Historically, and in other lands, we know that persecution in a general sense has taken place. Unfortunately it has to be admitted acting in the name of the Church, Church leaders themselves have been guilty of persecution at times. This includes persecuting the Jews. And of course the official state sponsored persecution of all things religious, Christian and otherwise in the name of Communism and Nazism.
Lets narrow this down. Sadly we acknowledge that there is persecution of all sorts all around, even towards other religions. This is very important to understand in this discussion. There is plenty of guilt to go around. However, there is also a persistent theme of denial towards Christian persecution.
Jesus states that the Christian is unique. “If the world hates you, know that it hated Me before it hated you. If you were of the world, the world would love its own. Yet because you are not of the world, but I chose you out of the world, therefore the world hates you...If they persecuted me they will also persecute you.” (John 15:18-20)
We need to make very sure that this “hatred” is because of Christ, and not for any other reason. We are hated because we are not part of the world system. We are chosen “out” of the world. Are we truly “out”? Is the world truly out of us?
I was a brand new Christian, probably a freshman in college when I went to a dinner in Duluth Minnesota put on by Open Doors ministry. That was my first presentation on Brother Andrew author of the famous paperback, GOD'S SMUGGLER, and the persecuted church. I was stunned. My church invited the author of TORTURED FOR CHRIST Richard Wurmbrand as a guest speaker, but I was too young to really pay attention.
Both of these presentations impacted our congregation. Certainly myself as I learned about Brother Andrew traveling into Communist Eastern Europe in a VW filled with Bibles.
We have all heard of the violent and bloody persecution stories, but here's a contemporary example of what they go through. This story from an Indian village is reported by several outlets. “According to, the Gond tribal people of Barbattar village include 15 Christian families. Most of the 1,000 villagers practise their ancestral animist faith. However, the leader of the 60-strong Christian population, Mohan Netam, said their neighbours turned on them because "we refused to succumb to the village body's pressure" to abandon the faith. He said their lives have "become miserable" after the village governing body "banned us from collecting firewood or grazing our animals in the forest".
And I'll close with this. “Aasiya Noreen better known as Asia Bibi is a Pakistani woman who was convicted of blasphemy by a Pakistani court, receiving a sentence of death by hanging. In June 2009, Noreen was involved in an argument with a group of Muslim women with whom she had been harvesting berries after the other women grew angry with her for drinking the same water as them. She was subsequently accused of insulting the Islamic prophet Muhammad, a charge she denies, and was arrested and imprisoned. In November 2010, a Sheikhupura judge sentenced her to death.” wikipedia
All she did was take a drink of water.
These words are in the brief video trailer put out by Open Doors for this years IDOP observance. “Don't pray for us. Pray with us. If you pray for us, you will pray for the wrong things. You will
pray that the church will be safe. We do not pray for such things. We pray that when persecution comes, when they threaten us, when they kill us that until our last breath, we will cry out Jesus is Lord.”
Its completely understandable that we as American Christians don't want to hear about persecution within the church. But we have to realize that these are our brothers and sisters in Christ, with whom we will share heaven. “Oh how did you die? I died with my Christian friends and family around me. How about you? I was put to death for taking a drink of water.” Keep that in mind.
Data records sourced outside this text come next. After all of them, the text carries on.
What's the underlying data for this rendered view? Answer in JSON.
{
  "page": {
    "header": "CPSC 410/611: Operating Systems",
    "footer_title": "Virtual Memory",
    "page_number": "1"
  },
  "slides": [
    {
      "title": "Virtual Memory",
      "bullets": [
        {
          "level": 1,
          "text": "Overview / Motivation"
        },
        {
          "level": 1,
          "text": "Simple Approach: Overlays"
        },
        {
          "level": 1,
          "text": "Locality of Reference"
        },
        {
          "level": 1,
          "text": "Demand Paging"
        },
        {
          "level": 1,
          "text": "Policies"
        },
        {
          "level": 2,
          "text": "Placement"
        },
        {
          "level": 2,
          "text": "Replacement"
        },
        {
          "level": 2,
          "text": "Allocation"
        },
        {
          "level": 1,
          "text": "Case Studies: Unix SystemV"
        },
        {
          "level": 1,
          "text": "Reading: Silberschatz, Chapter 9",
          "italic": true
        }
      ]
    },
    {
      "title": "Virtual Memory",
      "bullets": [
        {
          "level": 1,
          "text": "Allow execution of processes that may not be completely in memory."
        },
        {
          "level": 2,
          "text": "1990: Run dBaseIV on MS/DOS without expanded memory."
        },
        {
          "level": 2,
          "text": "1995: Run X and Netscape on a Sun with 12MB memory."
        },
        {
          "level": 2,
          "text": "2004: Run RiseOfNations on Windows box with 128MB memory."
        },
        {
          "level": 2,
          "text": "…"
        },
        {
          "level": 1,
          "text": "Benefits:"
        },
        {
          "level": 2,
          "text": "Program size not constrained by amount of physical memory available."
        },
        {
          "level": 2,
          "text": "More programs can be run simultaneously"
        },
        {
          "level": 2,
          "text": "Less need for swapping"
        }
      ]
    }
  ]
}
That’s my view from the Blackberry Patch Pulpit
Pastor Tom

No comments:

Post a Comment